Banko starts to get his suspicions about the McBeth's when he sees the burn mark on Pat's hand, which had been splattered with grease when Mr. Duncan fell into the fryer. The hippies come to Mac and inform him that Banko knows about what the couple has done and that he is going to tell the lieutenant, whose last name is McDuff (Christopher Walken). In the play Macduff is a "Scottish nobleman who is opposed to Macbeth's accession to the throne" ("Plot"). McDuff has taken on the case of who killed Mr. Duncan himself, so he interviews everyone to find out what has happened. Eventually Banko sets up an appointment with Lieutenant McDuff to tell him what he knows. To stop Banko from telling the lieutenant, Mac sets up a way to kill Banko without himself getting caught. He tells the mechanic at the car repair shop that Banko will pick up the company fry truck in the morning. Mac drives Banko there and walks him into the garage, where he shoots him with the gun of the homeless man that occasionally lives in the garage so that the gun cannot be traced to Mac.
After the murder, Mac's wife had to keep ointment on the burn on her hand so that it will not hurt, but after a while the burn mark goes away. However, even though the burn is gone, she still thinks it is there; and to her it feels that it is getting worse and worse. She keeps her hand bandaged up, keeps it under the cold water, or shoves her hand into the ice compartment at the restaurant. When she cannot stand it anymore, she goes to the pharmacist and asks for a big tube of ointment, but he points out that she does not have a burn. Pat gets really angry she thinks that the pharmacist is crazy because clearly, to her, it is still there. I believe that, even though she does not want to admit that she feels guilty about Mr. Duncan's murder, her feeling the burn on her hand indicates that she really is guilty. This part of the story is similar to the story in Macbeth, where Lady Macbeth keeps seeing blood stains on her hands and even gets bouts of sleepwalking ("Plot").
Mac's conscience also finally gets the best of him during a media event about all the new things added to the restaurant. In front of all of the townsfolk and the media, Banko's ghost appears to him, asking Mac why he had killed him. When Mac talks to Banko out loud, the townsfolk, who cannot see Banko, look at Mac as though he is crazy. Pat tries to cover Mac's ravings up by telling them that he has just been overworked.

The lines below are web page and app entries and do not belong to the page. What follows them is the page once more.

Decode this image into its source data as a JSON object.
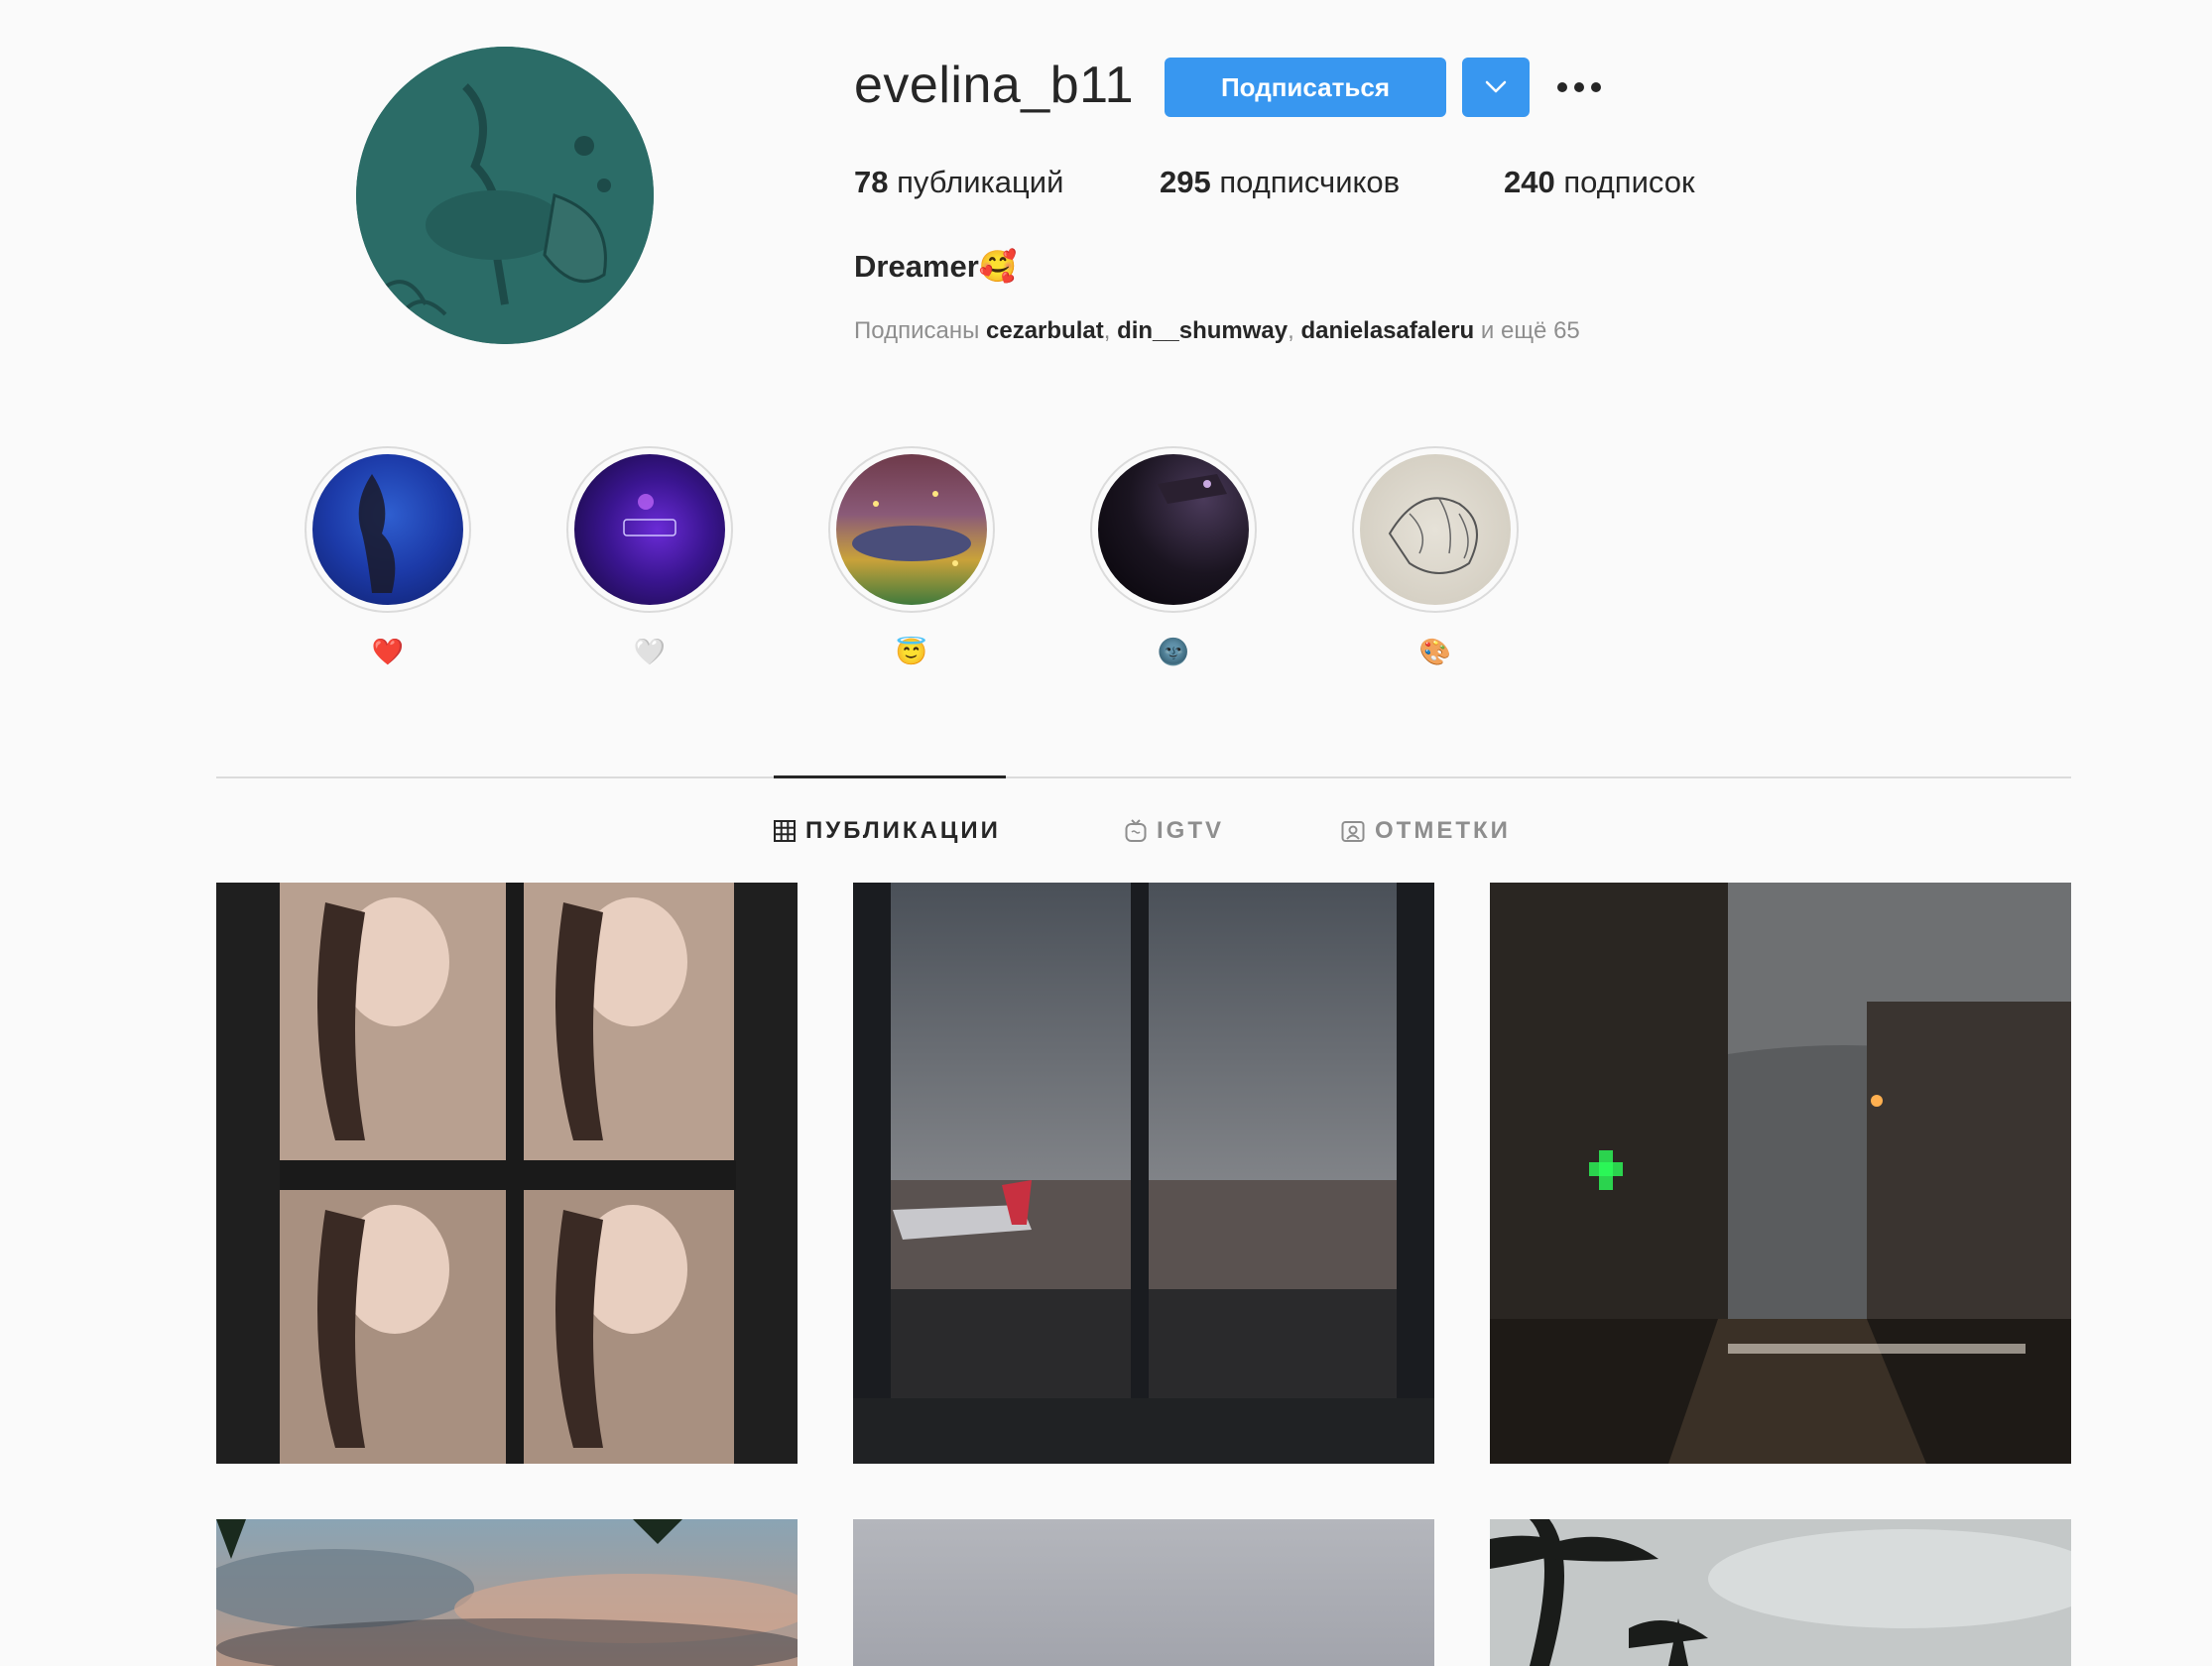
{
  "profile": {
    "username": "evelina_b11",
    "follow_label": "Подписаться",
    "dropdown_icon": "chevron-down-icon",
    "more_icon": "ellipsis-icon",
    "stats": [
      {
        "count": "78",
        "label": "публикаций"
      },
      {
        "count": "295",
        "label": "подписчиков"
      },
      {
        "count": "240",
        "label": "подписок"
      }
    ],
    "bio_name": "Dreamer🥰",
    "followed_by": {
      "prefix": "Подписаны",
      "users": [
        "cezarbulat",
        "din__shumway",
        "danielasafaleru"
      ],
      "suffix": "и ещё 65"
    }
  },
  "highlights": [
    {
      "label": "❤️"
    },
    {
      "label": "🤍"
    },
    {
      "label": "😇"
    },
    {
      "label": "🌚"
    },
    {
      "label": "🎨"
    }
  ],
  "tabs": [
    {
      "label": "ПУБЛИКАЦИИ",
      "icon": "grid-icon",
      "active": true
    },
    {
      "label": "IGTV",
      "icon": "igtv-icon",
      "active": false
    },
    {
      "label": "ОТМЕТКИ",
      "icon": "tagged-icon",
      "active": false
    }
  ],
  "posts_visible": 6,
  "colors": {
    "accent": "#3897f0",
    "text": "#262626",
    "muted": "#8e8e8e",
    "border": "#dbdbdb",
    "background": "#fafafa"
  }
}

McDuff finally comes closer and closer to getting Mac for the murders until, by the end of the movie, Mac is killed, and his wife has committed suicide just like the fate of Macbeth and his wife in Shakespeare's play. Only in the play Macbeth knows that his wife has committed suicide and it causes him to sink into a deep depression. Once Mac and his wife are dead, McDuff takes over the restaurant for himself because he had always wanted to own a restaurant. Not only does he take the restaurant, but also he renames it McDuffs and only sells veggie burgers since he is a vegetarian.
Scotland, PA is a great movie. It is really enjoyable to watch, and it has its eerie moments and its funny moments. It is a lot more fun to watch especially if the viewer knows the background behind Shakespeare's play. The first couple of times I have seen the movie, I did not really get some of it, but now I do since reading more of the plot. Knowing the plot of Macbeth has made me cherish the movie even more.
Scotland, PA. Dir. Billy Morrissette. Perfs. James LeGros, Maura Tierney, Christopher Walken. Film. Sundance Enterprises Inc., 2002.